Senator Francis "Kiko" Pangilinan and House Minority Leader Bienvenido "Benny" Abante Jr. said Tuesday that the government should resolve its pending issues with the gaming industry before allowing POGO employees to work, as this would send "conflicting" signals to the rest of the country deprived from their livelihoods because of the enforcement of the lockdown.

"Masyado naman atang malakas ang kapit nitong mga Chinese na operators ng POGO sa matataas na opisyal ng Gobyernong Duterte at atat na atat itong unahin pa ang mga dayuhang Chinese na magkatrabaho ulit kaysa sa ating mga kababayan?" Pangilinan said in a statement

[Translation: These Chinese POGO operators seem to have a strong hold of the Duterte administration, as our officials are very insistent on prioritizing these foreigners to work before our countrymen.]

In a separate statment, Abante also stressed that the country can do without any forms of gambling during the pandemic.

“The operative word here is ‘essential;’ it is my view that POGOs are not an essential industry needed by the country as we work to overcome the outbreak. Gambling, in all shapes and forms, is not essential. It is a vice — one that any country can do without, whether it be the Philippines or China," Abante said.

Abante added that resuming their operations just so that the government can earn revenue "makes little sense."

Abante and Pangilinan noted that it is the government itself which earlier pointed out that the industry has failed to settle its dues.

“In hearings in the House and the Senate, we have been told that one, we cannot even properly keep track of and document POGO workers; and two, that we have not been able to collect taxes from them,” said Abante.

"Boost state funds? Eh, DOF (Department of Finance) na nga ang nagsasabi na ni hindi nga nagbabayad ng bilyon-bilyong pisong buwis ang mga iyan," Pangilinan said.

[Translation: Boost state funds? The DOF already said in the past that they can't even pay billions of pesos' worth of taxes.]

Presidential Spokesperson Harry Roque said Tuesday that the resumption of POGO operations is among the issues still being decided upon by President Rodrigo Duterte.

"May mga industriya na dapat buksan —industriya na low-risk sa population pero high-impact to the economy. Ang POGO kabahagi po ‘yan ng industriya na nagbibigay ng cash resource sa ating pamahalaan sa pamamagitan ng buwis," he said.

[Translation: There are industries that should be opened — industries that are low-risk in population but provide high impact to the economy. POGOs are part of that industry because they give cash resource to our government through taxes.]

ACT-CIS Party-list Rep. Eric Go Yap proposed last Monday to allow the reopening of POGOs to give the country a "much-needed boost" in its tax collection system.

Pending anomalies

The Bureau of Internal Revenue earlier revealed that over ₱27 billion worth of tax liabilities remain uncollected from the POGO sector.

The Anti-Money Laundering Council previously said POGOs generate a mere ₱7 billion in net inflows. This money is retained as a huge chunk of the ₱30-billion capital sent to the country that is subsequently pulled back out.

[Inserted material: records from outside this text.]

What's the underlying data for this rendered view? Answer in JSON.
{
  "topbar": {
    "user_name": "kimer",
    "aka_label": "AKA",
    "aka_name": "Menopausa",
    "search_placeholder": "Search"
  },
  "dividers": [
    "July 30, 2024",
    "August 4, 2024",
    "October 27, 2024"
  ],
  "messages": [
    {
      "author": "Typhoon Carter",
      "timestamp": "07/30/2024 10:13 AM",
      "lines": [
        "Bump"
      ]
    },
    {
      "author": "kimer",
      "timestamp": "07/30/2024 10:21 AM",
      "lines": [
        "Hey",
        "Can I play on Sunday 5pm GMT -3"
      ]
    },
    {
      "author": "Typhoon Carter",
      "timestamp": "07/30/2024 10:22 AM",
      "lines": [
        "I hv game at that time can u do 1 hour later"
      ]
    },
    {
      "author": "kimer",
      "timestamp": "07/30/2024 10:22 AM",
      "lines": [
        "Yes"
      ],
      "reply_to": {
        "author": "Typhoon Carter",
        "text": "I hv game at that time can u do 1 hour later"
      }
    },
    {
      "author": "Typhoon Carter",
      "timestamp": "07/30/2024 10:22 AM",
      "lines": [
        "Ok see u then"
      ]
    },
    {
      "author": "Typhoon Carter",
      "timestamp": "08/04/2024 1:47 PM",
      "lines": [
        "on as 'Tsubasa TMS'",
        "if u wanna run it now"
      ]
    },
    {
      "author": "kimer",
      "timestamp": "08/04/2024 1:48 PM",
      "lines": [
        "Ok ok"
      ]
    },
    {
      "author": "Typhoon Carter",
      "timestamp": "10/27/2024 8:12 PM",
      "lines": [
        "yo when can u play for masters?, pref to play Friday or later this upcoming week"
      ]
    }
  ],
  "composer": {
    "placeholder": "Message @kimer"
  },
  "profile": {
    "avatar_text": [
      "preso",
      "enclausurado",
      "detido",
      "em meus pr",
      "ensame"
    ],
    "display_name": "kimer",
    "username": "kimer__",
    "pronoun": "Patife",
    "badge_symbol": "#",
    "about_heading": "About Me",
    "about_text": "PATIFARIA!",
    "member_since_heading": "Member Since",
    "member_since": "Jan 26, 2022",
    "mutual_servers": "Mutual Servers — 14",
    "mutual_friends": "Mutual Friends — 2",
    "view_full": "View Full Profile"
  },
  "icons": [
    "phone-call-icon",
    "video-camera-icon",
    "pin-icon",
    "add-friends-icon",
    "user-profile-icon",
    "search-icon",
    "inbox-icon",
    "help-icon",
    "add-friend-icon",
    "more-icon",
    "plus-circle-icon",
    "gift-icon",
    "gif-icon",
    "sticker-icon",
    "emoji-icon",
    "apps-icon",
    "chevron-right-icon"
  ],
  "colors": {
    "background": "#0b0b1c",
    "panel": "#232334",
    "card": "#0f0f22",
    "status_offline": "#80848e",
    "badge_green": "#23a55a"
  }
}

However, the Senate Blue Ribbon Committee noted that this only translates to a "negligible" 0.04 percent of the domestic economy, and that the social ills that POGOs bring to the country are not worth the regulation fees that the government also earns from.

Senator Richard Gordon previously said that all money laundering activities would not have proliferated and authorities could have taken full measures to stop them if Duterte had not been "too soft" on China.

The Philippine National Police previously reported police operations versus POGO sex dens, which mostly cater exclusively to Chinese workers. Some 199 women who got involved in prostitution have been rescued. There have also been 73 casino-related kidnapping cases in the last three years, which targeted Chinese nationals.

While these issues were raised a few months back, Malacañang continued to shrug off the controversies, noting that Duterte should not be rushed into making a decision.

On March 16, Cabinet Secretary Karlo Nograles said that POGOs had to be closed, following the President's order to close down all non-essential establishments to contain the spread of COVID-19.

Finance Secretary Carlos Dominguez previously bared that the Philippine Amusement and Gaming Corporation has reportedly written to Duterte to recommend the resumption of POGO operations, pending the fate of the Luzon-wide lockdown. The matter was referred to the Inter-Agency Task Force for the Management of Emerging Infectious Diseases during its meeting last week.

Duterte will announce his decision on the fate of the enhanced community quarantine on Thursday.

CNN Philippines' Melissa Lopez contributed to this report.